From 1992 until early 1997, during which time the former president Sali Berisha amassed enormous political power, all these things happened, some on a systematic and regular basis.
During much of Berisha’s tenure in power, his daily activities, however ludicrous or insignificant, consumed most of the airtime on state television news. Through smuggling, corruption, appropriation, and legislative diktat, members of Berisha’s entourage accumulated tremendous wealth. Yet nowhere in Mr. Sunley’s observations is there even a hint of recognition that a man who for a long period also enjoyed the uncritical support of the State Department and its officers in Tirana bears any responsibility for the cesspit which Albania became in the first half of this year.
Instead, Mr. Sunley offers a veiled picture of Berisha and his colleagues as selfless fighters for freedom and market reform. Against this he sees ranged an omnipotent leviathan of Stalinist revanchism, determined to resurrect the regime of Enver Hoxha. To judge by the last line of his letter, I am a resolute supporter of this dastardly Communist plot.
I state quite clearly in my article that Fatos Nano is under pressure from a faction within the Socialist Party whose views are inherited from the former regime. But Nano does not share these views. There is not a single shred of evidence that Nano has been planning a return to the old ways during his first hundred days as prime minister. On the contrary, he has taken some important steps to combatting this influence.
Firstly, Nano appointed as minister of interior Neritan Ceka, a non-Communist and co-founder of the first opposition party. Ceka has moved firmly against gangsters in the south who Sunley claims were the armed stooges of the Socialist Party. Most notably, he has arrested “Zani,” the chief gunman in Vlore who was supposedly safe because of his vehement hatred of Berisha and his government.
Two weeks ago, a leading member of Berisha’s party was shot and critically wounded by a Socialist deputy inside the parliament building. Fatos Nano immediately demanded the lifting of his colleague’s parliamentary immunity and that he be charged with attempted murder. Nano is actively supporting the establishment of an independent judiciary, something that Berisha obstructed throughout his period in power despite persistent pressure from international human rights organizations (obviously with the exception of Mr. Sunley’s).

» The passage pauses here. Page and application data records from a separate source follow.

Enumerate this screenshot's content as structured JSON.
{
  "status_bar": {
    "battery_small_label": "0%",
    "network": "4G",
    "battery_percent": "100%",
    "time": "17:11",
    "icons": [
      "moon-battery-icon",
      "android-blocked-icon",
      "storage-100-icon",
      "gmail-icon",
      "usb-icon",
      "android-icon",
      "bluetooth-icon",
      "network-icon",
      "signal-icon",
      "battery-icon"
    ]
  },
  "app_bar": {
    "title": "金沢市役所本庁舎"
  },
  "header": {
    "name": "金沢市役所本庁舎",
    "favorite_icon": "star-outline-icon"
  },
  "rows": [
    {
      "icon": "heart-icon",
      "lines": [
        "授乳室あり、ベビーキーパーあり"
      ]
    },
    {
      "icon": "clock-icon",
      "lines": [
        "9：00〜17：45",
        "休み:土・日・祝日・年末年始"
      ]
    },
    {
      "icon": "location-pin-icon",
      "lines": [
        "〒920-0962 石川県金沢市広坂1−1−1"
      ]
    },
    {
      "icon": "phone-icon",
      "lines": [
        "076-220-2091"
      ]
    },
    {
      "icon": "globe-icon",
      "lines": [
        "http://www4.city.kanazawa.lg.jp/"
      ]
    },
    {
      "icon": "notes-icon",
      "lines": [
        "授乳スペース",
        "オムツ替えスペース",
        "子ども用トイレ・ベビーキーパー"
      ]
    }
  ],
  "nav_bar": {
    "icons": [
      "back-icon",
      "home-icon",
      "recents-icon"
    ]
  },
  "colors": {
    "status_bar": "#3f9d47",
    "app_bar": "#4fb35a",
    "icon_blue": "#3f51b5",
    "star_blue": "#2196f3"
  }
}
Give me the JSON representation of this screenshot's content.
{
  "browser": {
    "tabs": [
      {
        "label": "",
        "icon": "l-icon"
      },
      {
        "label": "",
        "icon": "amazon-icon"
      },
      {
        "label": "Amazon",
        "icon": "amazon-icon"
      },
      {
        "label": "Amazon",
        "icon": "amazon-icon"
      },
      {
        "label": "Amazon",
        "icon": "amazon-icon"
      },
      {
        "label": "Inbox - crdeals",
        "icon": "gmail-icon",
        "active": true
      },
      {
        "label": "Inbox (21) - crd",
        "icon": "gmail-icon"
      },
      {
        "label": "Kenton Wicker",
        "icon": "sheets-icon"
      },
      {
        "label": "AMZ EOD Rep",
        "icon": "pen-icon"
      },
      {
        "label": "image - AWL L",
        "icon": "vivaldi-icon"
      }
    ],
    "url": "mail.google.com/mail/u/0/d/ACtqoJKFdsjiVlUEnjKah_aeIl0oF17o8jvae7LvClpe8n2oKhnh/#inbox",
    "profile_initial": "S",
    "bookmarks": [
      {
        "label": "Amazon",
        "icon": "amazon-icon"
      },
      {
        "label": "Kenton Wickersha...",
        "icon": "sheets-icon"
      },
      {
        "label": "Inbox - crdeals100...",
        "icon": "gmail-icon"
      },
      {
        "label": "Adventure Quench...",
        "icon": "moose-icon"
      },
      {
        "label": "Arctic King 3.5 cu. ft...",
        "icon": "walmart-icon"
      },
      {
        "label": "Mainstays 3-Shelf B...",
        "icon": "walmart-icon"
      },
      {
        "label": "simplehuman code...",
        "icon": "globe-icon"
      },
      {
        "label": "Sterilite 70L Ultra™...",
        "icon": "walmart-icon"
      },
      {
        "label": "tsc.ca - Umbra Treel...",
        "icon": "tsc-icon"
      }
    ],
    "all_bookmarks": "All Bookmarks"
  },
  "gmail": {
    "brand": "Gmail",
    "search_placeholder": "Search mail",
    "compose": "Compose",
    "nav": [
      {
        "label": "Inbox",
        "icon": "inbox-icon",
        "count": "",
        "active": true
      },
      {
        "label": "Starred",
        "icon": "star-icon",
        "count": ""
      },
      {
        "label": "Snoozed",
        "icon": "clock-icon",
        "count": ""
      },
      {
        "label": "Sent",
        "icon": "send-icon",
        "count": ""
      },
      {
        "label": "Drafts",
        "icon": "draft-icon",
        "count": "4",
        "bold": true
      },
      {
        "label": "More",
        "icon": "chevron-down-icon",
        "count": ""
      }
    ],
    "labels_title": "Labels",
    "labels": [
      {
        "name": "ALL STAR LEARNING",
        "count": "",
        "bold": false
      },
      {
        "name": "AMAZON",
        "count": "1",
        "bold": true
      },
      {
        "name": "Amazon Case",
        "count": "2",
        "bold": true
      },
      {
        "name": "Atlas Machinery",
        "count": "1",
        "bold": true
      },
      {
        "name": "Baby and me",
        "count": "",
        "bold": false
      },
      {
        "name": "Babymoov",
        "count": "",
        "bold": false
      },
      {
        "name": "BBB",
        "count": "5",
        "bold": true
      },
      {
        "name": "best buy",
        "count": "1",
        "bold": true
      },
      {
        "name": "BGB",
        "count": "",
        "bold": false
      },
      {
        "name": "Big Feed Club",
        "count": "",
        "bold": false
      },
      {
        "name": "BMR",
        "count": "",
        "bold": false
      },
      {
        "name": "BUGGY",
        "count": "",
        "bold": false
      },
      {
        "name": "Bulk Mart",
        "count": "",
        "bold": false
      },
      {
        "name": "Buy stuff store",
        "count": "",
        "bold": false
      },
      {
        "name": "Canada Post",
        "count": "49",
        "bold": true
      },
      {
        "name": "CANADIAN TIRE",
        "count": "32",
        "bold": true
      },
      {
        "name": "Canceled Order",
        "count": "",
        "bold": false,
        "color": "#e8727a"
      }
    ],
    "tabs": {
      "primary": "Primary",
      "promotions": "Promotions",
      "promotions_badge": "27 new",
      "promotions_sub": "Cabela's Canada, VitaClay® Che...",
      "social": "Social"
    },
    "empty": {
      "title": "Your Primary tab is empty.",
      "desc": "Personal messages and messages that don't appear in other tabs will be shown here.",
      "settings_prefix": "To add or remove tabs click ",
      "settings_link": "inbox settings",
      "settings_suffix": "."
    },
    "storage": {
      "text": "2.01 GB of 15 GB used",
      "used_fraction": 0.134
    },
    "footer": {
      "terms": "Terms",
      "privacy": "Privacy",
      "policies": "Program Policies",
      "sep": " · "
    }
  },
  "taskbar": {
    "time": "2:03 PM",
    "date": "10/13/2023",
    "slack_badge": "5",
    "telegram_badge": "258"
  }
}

Mr. Sunley raises the case of Pjetor Abnjori, the MP who went on hunger strike “protesting against media manipulation….” This is an astonishing defense of a man who as speaker of parliament under Berisha sanctioned a regime of sustained violations against the most basic press freedoms—Koha Jone, the main independent newspaper, was regularly shut down on the flimsiest of excuses; journalists were imprisoned on trumped-up charges. Frequencies were only distributed to radio stations which supported the government. Since Nano has taken over the government, Western governments have applauded his steps to allow Berisha’s Democratic Party regular airtime on state television.
December 4, 1997